– Headaches
Just this afternoon, my brother, Nathan, had a bad headache. He asked Mom for some fire water, and took it. Five minutes later, his headache was completely gone.
– Migraines
At the Mother Earth News Fair in Pennsylvania this year, we heard about using cayenne for migraines. A couple weeks later, Dad got an eye migraine. Mom put a squirt of cayenne tincture into a half cup of water, and Dad took one gulp. This was a very hot experience, and he wasn’t sure which was worse, the eye migraine or the cayenne! He laid down for a bit, but soon got up saying the eye migraine was gone. Now, I do not suggest that you take same the dosage that he did! About a 1/4 teaspoon to a glass of water should be sufficient. If it isn’t enough for you, then take some more.

Cathy’s Cooking Corner

Baked Parmesan Chicken

Baked Parmesan Chicken is rich and delicious. It’s great for serving guests or for your own special family.

3 pounds chicken pieces
Salt and pepper
3 tablespoons butter
½ cup grated Parmesan cheese
2 tablespoons flour
1 cup milk
½ cup shredded Swiss cheese
¼ cup bread crumbs

Preheat oven to 350 degrees. Season chicken with salt and pepper. In a large frying pan, melt butter over medium heat. Add chicken and cook, turning, until browned, about 10 minutes.

Sprinkle ¼ cup of the Parmesan cheese over bottom of a 13 X 9 X 2-inch baking dish. Arrange chicken in dish.

In the same frying pan, whisk flour into pan drippings. Cook, stirring, for 1 minute. Gradually add milk and cook, stirring constantly, until smooth and thick. Remove from heat and stir in Swiss cheese. Pour sauce over chicken.

Top chicken with remaining 1/4 cup Parmesan cheese. Sprinkle with bread crumbs. Bake for 1 hour or until chicken is tender.

From 365 Ways to Cook Chicken

Cathy’s Cooking Corner

Oriental Chicken

3 pounds chicken thighs

2 tablespoons butter, melted
2 tablespoons toasted sesame oil
2 tablespoons cider vinegar
2 to 4 tablespoons soy sauce
2 teaspoons hot pepper sauce
2 tablespoons mustard
1 to 2 teaspoons five spice powder
1 to 2 teaspoons garlic powder

Combine sauce ingredients. For the soy sauce, five spice powder and garlic powder use the lesser amounts and taste the sauce when it’s mixed. Add more of these ingredients if you prefer. Place the chicken thighs in a pan. Top with the sauce ingredients. Bake, uncovered, in a 350 degree oven.

If you want some sauce to put on rice, double the sauce recipe to put on the chicken. Then bake the chicken, covered instead of uncovered. To finish the sauce after the chicken is baked, remove the chicken pieces and keep warm. Put the sauce into a kettle. Skim any oil you don’t want in the sauce. (Save the oil for a white sauce or gravy another day.) Combine 2 to 3 tablespoons cornstarch with 1/2 cup cool water. Add to the sauce in the kettle and stir in. Heat till boiling and thickened. If you prefer using arrowroot instead cornstarch, stir together same amount of arrowroot and water. Before adding the arrowroot, boil the sauce ingredients and remove from the heat. Add the amount of thickening preferred.

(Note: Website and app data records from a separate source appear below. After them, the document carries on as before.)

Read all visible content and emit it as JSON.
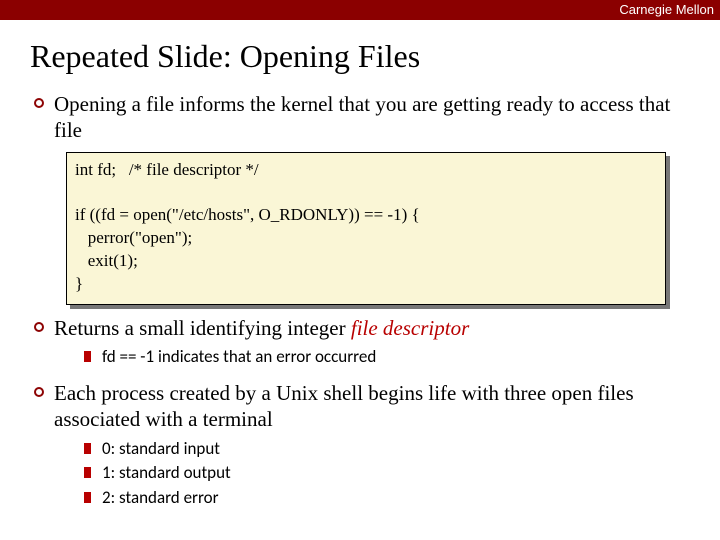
{
  "topbar": "Carnegie Mellon",
  "title": "Repeated Slide: Opening Files",
  "bullets": {
    "b1": "Opening a file informs the kernel that you are getting ready to access that file",
    "b2a": "Returns a small identifying integer ",
    "b2b": "file descriptor",
    "b2_sub1": "fd == -1 indicates that an error occurred",
    "b3": "Each process created by a Unix shell begins life with three open files associated with a terminal",
    "b3_sub1": "0: standard input",
    "b3_sub2": "1: standard output",
    "b3_sub3": "2: standard error"
  },
  "code": {
    "l1": "int fd;   /* file descriptor */",
    "blank": "",
    "l2": "if ((fd = open(\"/etc/hosts\", O_RDONLY)) == -1) {",
    "l3": "   perror(\"open\");",
    "l4": "   exit(1);",
    "l5": "}"
  }
}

Cathy’s Cooking Corner

BBQ Chicken on the Grill

Summer is the time for grilling. This bbq chicken recipe is our favorite. We sell grilling halves that are great for this recipe. Of course, any piece of chicken is wonderful on the grill!

8 chicken pieces

2 cups vinegar
2 cups water
1/2 cup butter or oil
1 tablespoon pepper (optional)
8 teaspoons salt
4 teaspoons Worcestershire sauce
1 teaspoon garlic powder

Bring the marinade ingredients to a boil. Remove from heat. Marinade the chicken pieces in the sauce for one hour. Grill the chicken, basting frequently with the marinade.

You can grill the chicken till it’s done and serve it immediately, but there’s something you can do that will make the chicken even better. When the chicken is grilled well on both sides (it doesn’t have to be finished clear through), put it into a crock pot with a little of the marinade and cook it in there for at least an hour or until you want to serve it. This causes the flavors to meld together and the chicken is super tender and absolutely delicious. The temperature of the crock pot depends on how soon you want to serve the chicken and how nearly finished it is when taking it off the grill. Enjoy!